What you will do: Every line holding the string "legend" is to be copied from the entries below.

Records for this exercise below:

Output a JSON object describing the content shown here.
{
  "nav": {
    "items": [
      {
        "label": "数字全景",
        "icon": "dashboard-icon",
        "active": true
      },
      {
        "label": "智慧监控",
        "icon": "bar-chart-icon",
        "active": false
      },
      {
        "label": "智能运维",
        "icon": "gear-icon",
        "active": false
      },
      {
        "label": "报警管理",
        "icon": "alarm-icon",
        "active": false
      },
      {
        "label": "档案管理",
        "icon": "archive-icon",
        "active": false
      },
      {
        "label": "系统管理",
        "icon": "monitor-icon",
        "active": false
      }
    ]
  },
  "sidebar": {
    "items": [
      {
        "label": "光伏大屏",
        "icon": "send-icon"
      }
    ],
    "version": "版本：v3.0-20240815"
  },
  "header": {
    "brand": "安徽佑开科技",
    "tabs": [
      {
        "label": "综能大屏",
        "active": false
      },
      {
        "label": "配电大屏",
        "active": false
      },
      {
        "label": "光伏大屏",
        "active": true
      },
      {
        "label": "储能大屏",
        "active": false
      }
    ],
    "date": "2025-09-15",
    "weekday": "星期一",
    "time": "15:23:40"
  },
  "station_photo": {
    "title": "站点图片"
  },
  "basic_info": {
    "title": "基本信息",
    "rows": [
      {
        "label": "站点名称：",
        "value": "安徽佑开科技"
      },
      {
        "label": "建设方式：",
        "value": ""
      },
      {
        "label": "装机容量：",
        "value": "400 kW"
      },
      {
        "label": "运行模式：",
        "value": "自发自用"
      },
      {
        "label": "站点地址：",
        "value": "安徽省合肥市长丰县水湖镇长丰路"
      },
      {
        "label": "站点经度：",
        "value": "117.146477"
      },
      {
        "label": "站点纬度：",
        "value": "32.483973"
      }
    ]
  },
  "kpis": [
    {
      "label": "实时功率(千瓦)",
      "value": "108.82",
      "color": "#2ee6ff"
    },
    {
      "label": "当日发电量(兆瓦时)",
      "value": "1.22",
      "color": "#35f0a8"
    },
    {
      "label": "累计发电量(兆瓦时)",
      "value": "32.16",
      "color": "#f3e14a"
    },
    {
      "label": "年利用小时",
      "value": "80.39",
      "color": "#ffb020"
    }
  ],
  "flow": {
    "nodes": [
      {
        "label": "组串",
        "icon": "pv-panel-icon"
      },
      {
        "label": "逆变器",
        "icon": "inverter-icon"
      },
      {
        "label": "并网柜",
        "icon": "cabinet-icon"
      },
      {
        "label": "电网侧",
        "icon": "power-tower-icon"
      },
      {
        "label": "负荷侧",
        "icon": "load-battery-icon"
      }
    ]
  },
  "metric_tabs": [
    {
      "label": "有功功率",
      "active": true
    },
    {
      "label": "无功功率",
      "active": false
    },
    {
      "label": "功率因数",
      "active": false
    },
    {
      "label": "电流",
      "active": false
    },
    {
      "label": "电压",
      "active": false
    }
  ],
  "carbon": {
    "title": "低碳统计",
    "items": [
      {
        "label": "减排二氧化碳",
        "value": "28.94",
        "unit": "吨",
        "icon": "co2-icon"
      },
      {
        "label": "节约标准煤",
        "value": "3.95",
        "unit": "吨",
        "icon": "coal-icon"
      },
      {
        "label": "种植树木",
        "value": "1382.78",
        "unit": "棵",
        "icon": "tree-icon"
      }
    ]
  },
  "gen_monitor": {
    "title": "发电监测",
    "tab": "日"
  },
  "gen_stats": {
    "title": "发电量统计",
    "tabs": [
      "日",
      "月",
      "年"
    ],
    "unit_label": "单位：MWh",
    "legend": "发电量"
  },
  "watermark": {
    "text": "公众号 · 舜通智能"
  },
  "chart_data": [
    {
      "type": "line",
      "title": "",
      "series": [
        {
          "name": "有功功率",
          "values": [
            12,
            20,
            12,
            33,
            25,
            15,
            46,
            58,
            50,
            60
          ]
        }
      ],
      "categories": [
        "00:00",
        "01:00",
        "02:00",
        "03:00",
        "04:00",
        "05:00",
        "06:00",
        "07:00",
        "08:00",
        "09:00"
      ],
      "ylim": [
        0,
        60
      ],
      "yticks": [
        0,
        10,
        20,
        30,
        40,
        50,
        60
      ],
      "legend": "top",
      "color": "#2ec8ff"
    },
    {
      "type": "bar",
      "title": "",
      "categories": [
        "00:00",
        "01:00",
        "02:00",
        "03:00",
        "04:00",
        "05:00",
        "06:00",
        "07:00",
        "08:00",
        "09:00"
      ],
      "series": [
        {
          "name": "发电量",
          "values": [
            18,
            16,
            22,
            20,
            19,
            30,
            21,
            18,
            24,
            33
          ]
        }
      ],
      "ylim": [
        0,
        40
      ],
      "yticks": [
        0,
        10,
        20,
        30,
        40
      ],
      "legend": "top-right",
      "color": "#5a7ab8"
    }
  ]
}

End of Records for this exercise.

Answer for the task:
    "legend": "发电量"
      "legend": "top",
      "legend": "top-right",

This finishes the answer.